New York Giants introduce Ben McAdoo, who says team need to reload, not rebuild

Friday, January 15, 2016
New York Giants offensive coordinator Ben McAdoo confers with quarterbacks Eli Manning
wabc-AP Photo/Bill Kostroun

EAST RUTHERFORD, New Jersey -- A confident Ben McAdoo has taken over as the New York Giants coach, saying the four-time Super Bowl winners need to reload instead of rebuild after missing the playoffs the past four seasons.

The 38-year-old McAdoo formally took over the job Friday, less than two weeks after Tom Coughlin stepped down following a 12-year tenure that included two NFL titles.

In introducing McAdoo, co-owner and president John Mara said the selection starts a new era for the Giants, one that will be run by the NFL's second youngest head coach.

McAdoo says his top priority is to add a fifth Lombardi Trophy to the case.

While that may seem far away for a team that has had three straight losing seasons, McAdoo believes this team is closer than many think.

"I like the pressure," McAdoo said. "That's what you live for. This is the opportunity of a lifetime. It's the capital of the world, the football capital of world. What could be better? This type of opportunity and this type of pressure, you prepare for it. I have been a guy who has been baptized by fire and I am comfortable with it."
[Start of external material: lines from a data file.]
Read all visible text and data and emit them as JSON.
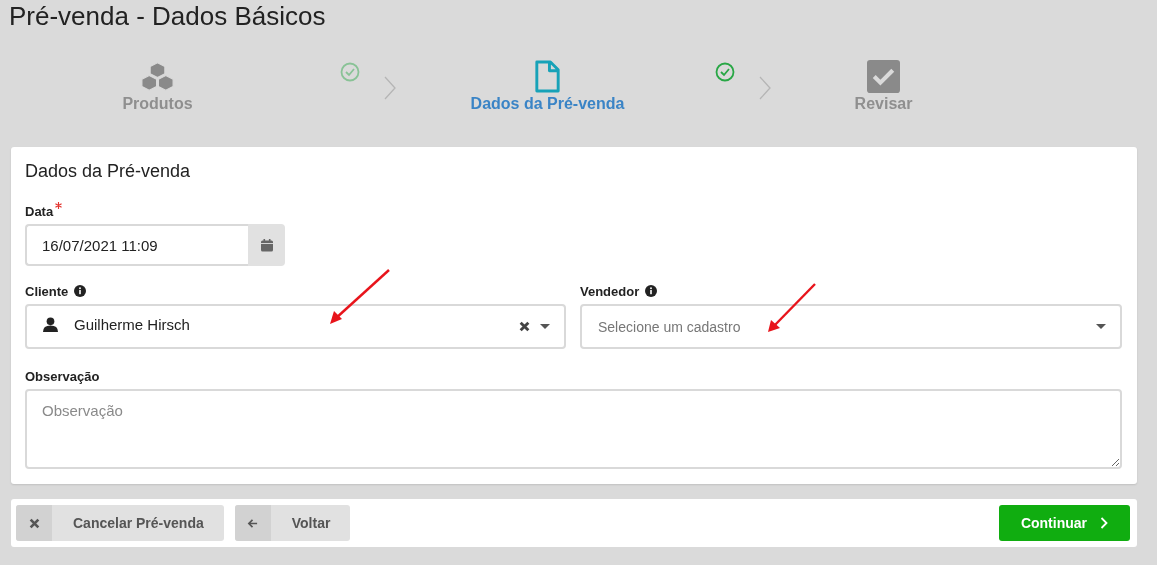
{
  "page_title": "Pré-venda - Dados Básicos",
  "steps": [
    {
      "label": "Produtos",
      "kind": "products",
      "selected": false,
      "complete": true
    },
    {
      "label": "Dados da Pré-venda",
      "kind": "details",
      "selected": true,
      "complete": true
    },
    {
      "label": "Revisar",
      "kind": "review",
      "selected": false,
      "complete": false
    }
  ],
  "form": {
    "title": "Dados da Pré-venda",
    "date": {
      "label": "Data",
      "required": true,
      "value": "16/07/2021 11:09"
    },
    "cliente": {
      "label": "Cliente",
      "value": "Guilherme Hirsch"
    },
    "vendedor": {
      "label": "Vendedor",
      "placeholder": "Selecione um cadastro"
    },
    "observacao": {
      "label": "Observação",
      "placeholder": "Observação"
    }
  },
  "footer": {
    "buttons": [
      {
        "label": "Cancelar Pré-venda",
        "kind": "cancel"
      },
      {
        "label": "Voltar",
        "kind": "back"
      },
      {
        "label": "Continuar",
        "kind": "continue"
      }
    ]
  }
}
The Giants offensive coordinator the past two seasons refused to discuss his staff, saying things were fluid. McAdoo is expected to announce his staff in a couple of weeks, once all the positions are filled.

McAdoo used a lot of catch phrases in his introductory speech, noting he planned evolution and not revolution in changing the Giants.

One thing that will stay the same is the clocks in the building. They will remain on Coughlin time - running five minutes fast.

When he was hired two years ago, McAdoo recalled that Coughlin told him not to mess with the clocks. To honor his mentor, McAdoo won't.

Other things will change after two straight 6-10 seasons.

"The most important thing when you are talking about leadership is you have to be yourself," McAdoo said. "Everybody else is already taken, including Tom. I can't worry about being in Tom's shadow. I have to be comfortable in my own skin."

McAdoo has had a meteoric rise in the coaching ranks. He was a high school assistant 14 years ago. He joined the NFL in 2004 as an offensive quality control assistant with the New Orleans Saints, spent a year with the 49ers the following year and then joined the Green Bay Packers for the next eight seasons, working with the tight ends and the final two years as Aaron Rodgers' quarterback coach.

He has transformed the Giants offense in two seasons, turning around Eli Manning's career.

Manning endorsed McAdoo after the season, but Mara said that was only one factor in the team's decision to hire him after interviewing six men for the job, all of whom Mara said were well qualified to lead the team.

Mara said McAdoo's familiarity with the team gave him the edge. He noted that the Giants were aware that the Eagles were interested in hiring McAdoo and it accelerated the Giants' finalizing a deal with him.

However, McAdoo would not have gotten the job unless the Giants felt he was the right man, Mara said.

"Just something about having watched him on the field with the quarterbacks, with the offense, the first thing that came to my mind two years ago was this guy is a teacher, and he has got an edge to him," Mara said. "He is not afraid to lose his temper. He can bark at guys and I happen to like that."

The unknown for Mara and the Giants is that McAdoo has never been a head coach. There are no guarantees.

"The quality that impressed me the most this morning was, I think Ben is confident and not arrogant," co-owner Steve Tisch said. "I think his confidence is going to be very, very valuable as he begins to lead this team."

McAdoo said there would be four elements to his coaching approach. He will stress strong leadership, talent and integrity, a positive working environment to inspire learning as well asl a comprehensive structure and function, he said.

"Football is a people business and it starts with relationships," McAdoo said. "Three values what we will incorporate are respect, humility and dedication. Dedication, obsessed is a word the lazy use to describe the dedicated. We will be dedicated in our football."

McAdoo plans to tell general manager Jerry Reese what he needs. The job of getting it will be Reese's responsibility.